*** THE RECORDS Section Begins ***

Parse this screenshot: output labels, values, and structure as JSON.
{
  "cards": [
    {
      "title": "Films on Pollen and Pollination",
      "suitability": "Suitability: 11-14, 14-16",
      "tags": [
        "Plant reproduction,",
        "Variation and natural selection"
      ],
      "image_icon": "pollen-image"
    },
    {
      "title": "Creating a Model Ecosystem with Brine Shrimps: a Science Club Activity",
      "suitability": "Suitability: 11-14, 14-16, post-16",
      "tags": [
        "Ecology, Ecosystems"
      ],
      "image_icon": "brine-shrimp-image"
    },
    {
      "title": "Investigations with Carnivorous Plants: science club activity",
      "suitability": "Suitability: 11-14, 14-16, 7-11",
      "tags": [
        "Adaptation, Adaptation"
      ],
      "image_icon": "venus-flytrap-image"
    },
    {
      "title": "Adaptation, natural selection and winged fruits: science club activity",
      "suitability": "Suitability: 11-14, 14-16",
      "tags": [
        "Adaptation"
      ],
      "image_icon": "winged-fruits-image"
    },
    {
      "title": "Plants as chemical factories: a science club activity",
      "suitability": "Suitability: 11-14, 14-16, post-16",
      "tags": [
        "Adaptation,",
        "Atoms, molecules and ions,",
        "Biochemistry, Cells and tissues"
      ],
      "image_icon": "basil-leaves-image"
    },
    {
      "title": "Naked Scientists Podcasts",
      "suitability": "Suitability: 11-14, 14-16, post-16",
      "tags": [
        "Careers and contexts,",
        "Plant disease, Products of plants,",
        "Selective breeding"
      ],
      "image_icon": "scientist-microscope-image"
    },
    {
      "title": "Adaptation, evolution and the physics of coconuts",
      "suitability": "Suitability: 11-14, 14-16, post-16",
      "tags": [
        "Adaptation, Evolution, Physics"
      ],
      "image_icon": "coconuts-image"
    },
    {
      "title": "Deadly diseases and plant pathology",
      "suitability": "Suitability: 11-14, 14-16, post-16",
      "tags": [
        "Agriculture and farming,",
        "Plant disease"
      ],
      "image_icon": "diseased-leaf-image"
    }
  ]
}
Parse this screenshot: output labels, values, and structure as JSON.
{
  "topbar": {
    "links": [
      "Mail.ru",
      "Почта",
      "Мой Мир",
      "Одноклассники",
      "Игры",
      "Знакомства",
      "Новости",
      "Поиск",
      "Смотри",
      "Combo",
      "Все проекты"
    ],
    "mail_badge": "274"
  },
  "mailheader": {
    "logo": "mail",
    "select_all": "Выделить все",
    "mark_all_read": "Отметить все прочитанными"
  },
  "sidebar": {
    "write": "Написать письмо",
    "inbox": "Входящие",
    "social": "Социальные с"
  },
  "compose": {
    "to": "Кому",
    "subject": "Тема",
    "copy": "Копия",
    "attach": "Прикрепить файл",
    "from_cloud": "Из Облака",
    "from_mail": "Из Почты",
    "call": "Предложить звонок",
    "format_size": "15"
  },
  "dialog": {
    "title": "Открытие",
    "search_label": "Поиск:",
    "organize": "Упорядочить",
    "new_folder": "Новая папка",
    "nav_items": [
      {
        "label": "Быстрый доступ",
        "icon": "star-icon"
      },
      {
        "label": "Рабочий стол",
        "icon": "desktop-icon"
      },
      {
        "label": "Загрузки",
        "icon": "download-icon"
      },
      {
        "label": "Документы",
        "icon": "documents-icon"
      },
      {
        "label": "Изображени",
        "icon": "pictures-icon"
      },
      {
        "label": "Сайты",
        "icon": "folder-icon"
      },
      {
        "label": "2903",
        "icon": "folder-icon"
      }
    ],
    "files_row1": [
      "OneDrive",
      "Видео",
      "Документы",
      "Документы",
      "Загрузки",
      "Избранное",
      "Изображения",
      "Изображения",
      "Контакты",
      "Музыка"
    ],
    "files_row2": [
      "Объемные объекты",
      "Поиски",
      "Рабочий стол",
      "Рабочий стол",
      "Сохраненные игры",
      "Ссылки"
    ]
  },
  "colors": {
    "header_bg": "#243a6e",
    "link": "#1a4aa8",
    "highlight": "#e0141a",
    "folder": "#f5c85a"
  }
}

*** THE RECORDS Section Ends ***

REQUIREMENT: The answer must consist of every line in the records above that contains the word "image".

OUTPUT:
      "image_icon": "pollen-image"
      "image_icon": "brine-shrimp-image"
      "image_icon": "venus-flytrap-image"
      "image_icon": "winged-fruits-image"
      "image_icon": "basil-leaves-image"
      "image_icon": "scientist-microscope-image"
      "image_icon": "coconuts-image"
      "image_icon": "diseased-leaf-image"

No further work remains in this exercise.